What is the private pay rate for PACE?
The 2014 monthly private pay rate for the PACE program is $3,933.
Does PACE help pay for Assisted Living?
Some Elder Service Plans contract with assisted living facilities. For example, Elder Service Plan of Harbor Health contracts with the Arbors in Stoughton, MA. Typically, a large portion of the expense of assisted living care is the home-care component. PACE pays for the home-care component at some of the assisted living facilities with which the Elder Service Plans have contracts.
Can you keep your doctor and specialist when enrolled in PACE?
No, a PACE physician will coordinate your care. With regard to Elder Service Plan of Harbor Health, theycontract with specialists and specialists who do not contract with PACE are considered on a case-by-case basis.
Where is the closest PACE program?
There are six or so PACE programs in Massachusetts.
The PACE program in this area is Elder Service Plan of Harbor Health, which services the following communities: Avon, Boston, Braintree, Brookline, Canton, Dedham, Holbrook, Milton, Norwood, Quincy, Randolph, Sharon, Stoughton, and Weymouth.
How Can an Elder Law Attorney Help?
There is nothing more important than avoiding nursing home care (not always possible, but if possible). Often the key to avoiding nursing home placement is in-home care. Elder law attorneys are an important resource as they know the ins and outs of the various programs available to assist elders in covering the cost of in-home care.
Elder law attorneys often assist elders in applying for in-home care programs. Notwithstanding asset limits of the various in-home care programs, there typically are methods for attaining eligibility even if the elder exceeds the limit.
Elders also need to be mindful of "estate recovery" as the Division of Medical Assistance is entitled to recover against the probate estate of any individual for whom MassHealth benefits were paid when he or she was age 55 or over. In order to do so, the agency must file a timely claim against the estate. Typically, there is no probate estate when an elder is on MassHealth as the asset limit is $2,000. However, many elders on MassHealth own a home as the home is noncountable as long as the equity value does not exceed $750,000.
There are steps that can be taken to protect the home from an estate recovery claim. An elder law attorney can assist by providing legal guidance regarding the home and MassHealth estate recovery.

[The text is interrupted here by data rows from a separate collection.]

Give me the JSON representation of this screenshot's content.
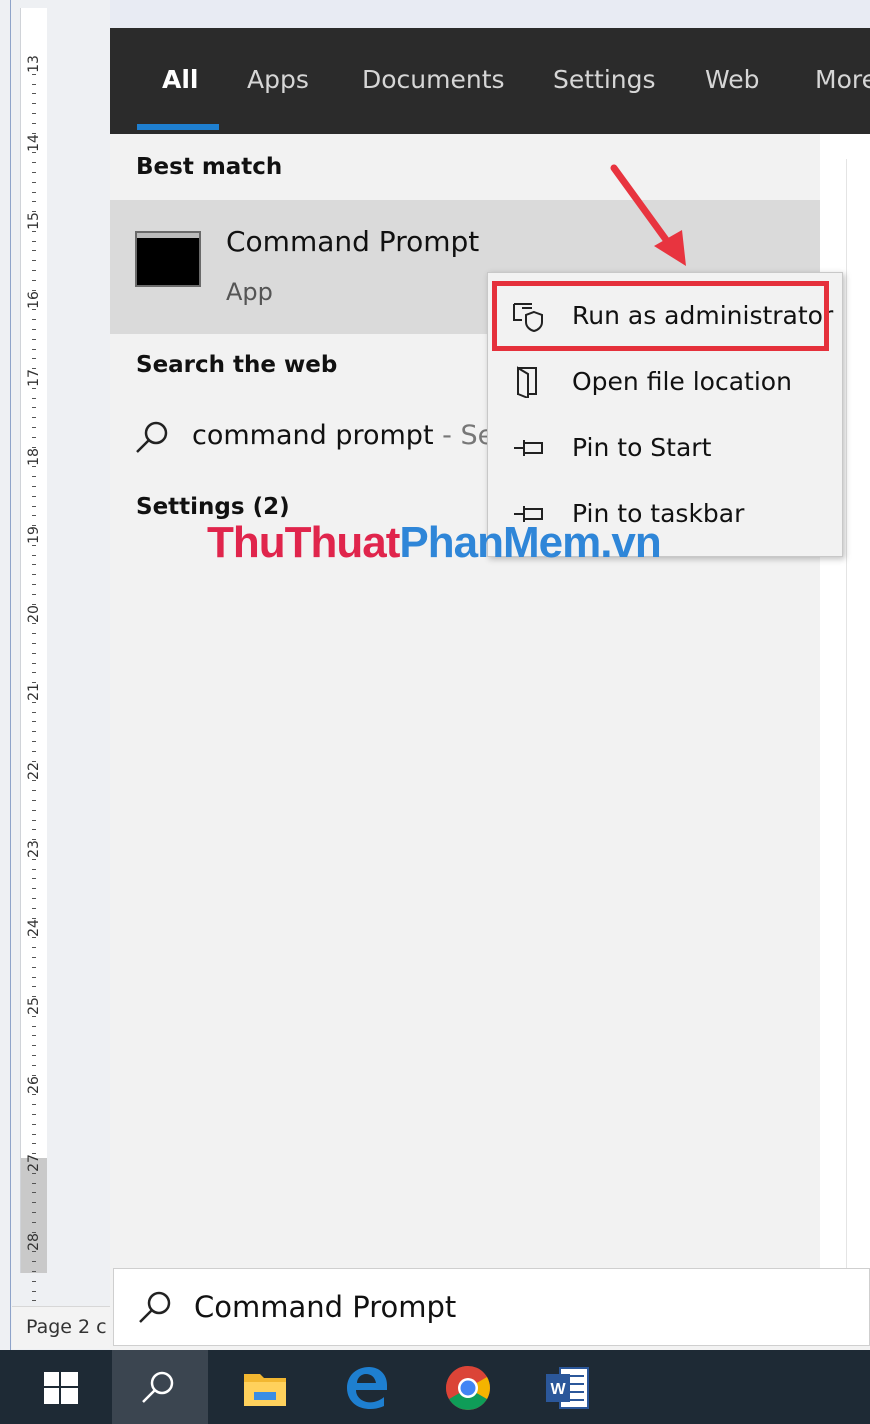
{
  "ruler": {
    "numbers": [
      "13",
      "14",
      "15",
      "16",
      "17",
      "18",
      "19",
      "20",
      "21",
      "22",
      "23",
      "24",
      "25",
      "26",
      "27",
      "28"
    ],
    "page_label": "Page 2 c"
  },
  "tabs": [
    {
      "label": "All",
      "active": true
    },
    {
      "label": "Apps"
    },
    {
      "label": "Documents"
    },
    {
      "label": "Settings"
    },
    {
      "label": "Web"
    },
    {
      "label": "More"
    }
  ],
  "best_match": {
    "heading": "Best match",
    "title": "Command Prompt",
    "subtitle": "App",
    "icon": "cmd-icon"
  },
  "search_web": {
    "heading": "Search the web",
    "query": "command prompt",
    "suffix": " - Se"
  },
  "settings_heading": "Settings (2)",
  "context_menu": [
    {
      "label": "Run as administrator",
      "icon": "shield-icon",
      "highlighted": true
    },
    {
      "label": "Open file location",
      "icon": "folder-open-icon"
    },
    {
      "label": "Pin to Start",
      "icon": "pin-icon"
    },
    {
      "label": "Pin to taskbar",
      "icon": "pin-icon"
    }
  ],
  "watermark": {
    "part1": "ThuThuat",
    "part2": "PhanMem.vn"
  },
  "searchbar": {
    "value": "Command Prompt"
  },
  "taskbar": [
    "windows-start-icon",
    "search-icon",
    "file-explorer-icon",
    "edge-icon",
    "chrome-icon",
    "word-icon"
  ],
  "colors": {
    "accent": "#1e7fd0",
    "highlight_border": "#e5303b",
    "tabbar": "#2b2b2b",
    "taskbar": "#1e2a35"
  }
}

Nothing in this blog should be considered legal advice as this is a complicated area of the law.
The author Brigitte von Weiss of VON WEISS LAW OFFICE is an estate planning lawyer and elder law attorney serving clients in Easton, MA, as well as nearby towns and cities, including Abington, MA, Attleboro, MA, Avon, MA, Bridgewater, MA, Brockton, MA, Canton, MA, East Bridgewater, MA, Foxboro, MA, Mansfield, MA, North Attleboro, MA, Norwood, MA, Norton, MA, Plainville, MA, Randolph, MA, Raynham, MA, Rehoboth, MA, Rockland, MA, Sharon, MA, Stoughton, MA, Walpole, MA, West Bridgewater, MA, and Whitman, MA.

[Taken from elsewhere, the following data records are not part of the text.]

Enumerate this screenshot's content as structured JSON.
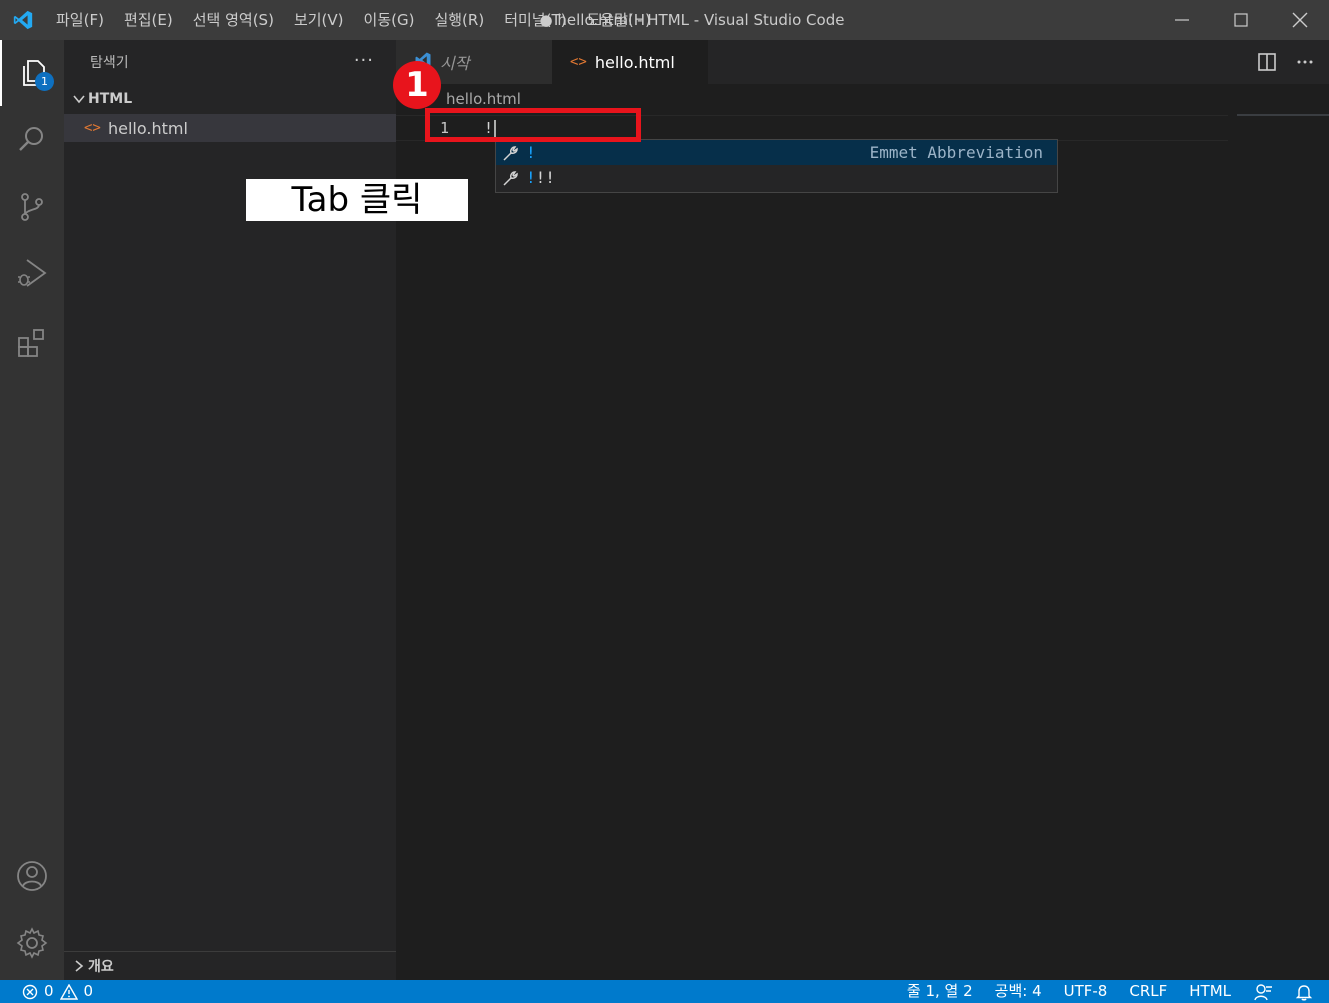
{
  "titlebar": {
    "menu": [
      "파일(F)",
      "편집(E)",
      "선택 영역(S)",
      "보기(V)",
      "이동(G)",
      "실행(R)",
      "터미널(T)",
      "도움말(H)"
    ],
    "window_title": "● hello.html - HTML - Visual Studio Code"
  },
  "activitybar": {
    "items": [
      "explorer-icon",
      "search-icon",
      "source-control-icon",
      "run-debug-icon",
      "extensions-icon"
    ],
    "explorer_badge": "1",
    "bottom": [
      "account-icon",
      "settings-gear-icon"
    ]
  },
  "sidebar": {
    "title": "탐색기",
    "more": "···",
    "section": "HTML",
    "files": [
      {
        "name": "hello.html",
        "icon": "<>"
      }
    ],
    "outline_label": "개요"
  },
  "annotation": {
    "instruction": "Tab 클릭",
    "step_number": "1"
  },
  "tabs": [
    {
      "label": "시작",
      "active": false
    },
    {
      "label": "hello.html",
      "active": true,
      "dirty": true
    }
  ],
  "breadcrumb": "hello.html",
  "editor": {
    "lines": [
      {
        "number": "1",
        "code": "!"
      }
    ]
  },
  "suggest": {
    "items": [
      {
        "label": "!",
        "rest": "",
        "detail": "Emmet Abbreviation",
        "selected": true
      },
      {
        "label": "!",
        "rest": "!!",
        "detail": "",
        "selected": false
      }
    ]
  },
  "statusbar": {
    "errors": "0",
    "warnings": "0",
    "position": "줄 1, 열 2",
    "spaces": "공백: 4",
    "encoding": "UTF-8",
    "eol": "CRLF",
    "language": "HTML"
  },
  "colors": {
    "accent": "#007acc",
    "annotation_red": "#e8141c",
    "suggest_highlight": "#18a3ff"
  }
}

Brigitte, a graduate of Boston College School of Nursing and an honors graduate of Loyola University of Chicago Law School, stands out from other elder law and estate planning attorneys in that she worked as a registered nurse for four years and earned a Master of Science in Taxation with high distinction from Bentley College. This unique combination of legal, nursing and taxation backgrounds enables Brigitte to provide outstanding legal guidance to her clients in their time of need. Call (508) 238-3005 for a free phone conversation with Brigitte to learn if she can help. You also may reach her through her website at www.vonweisslaw.com.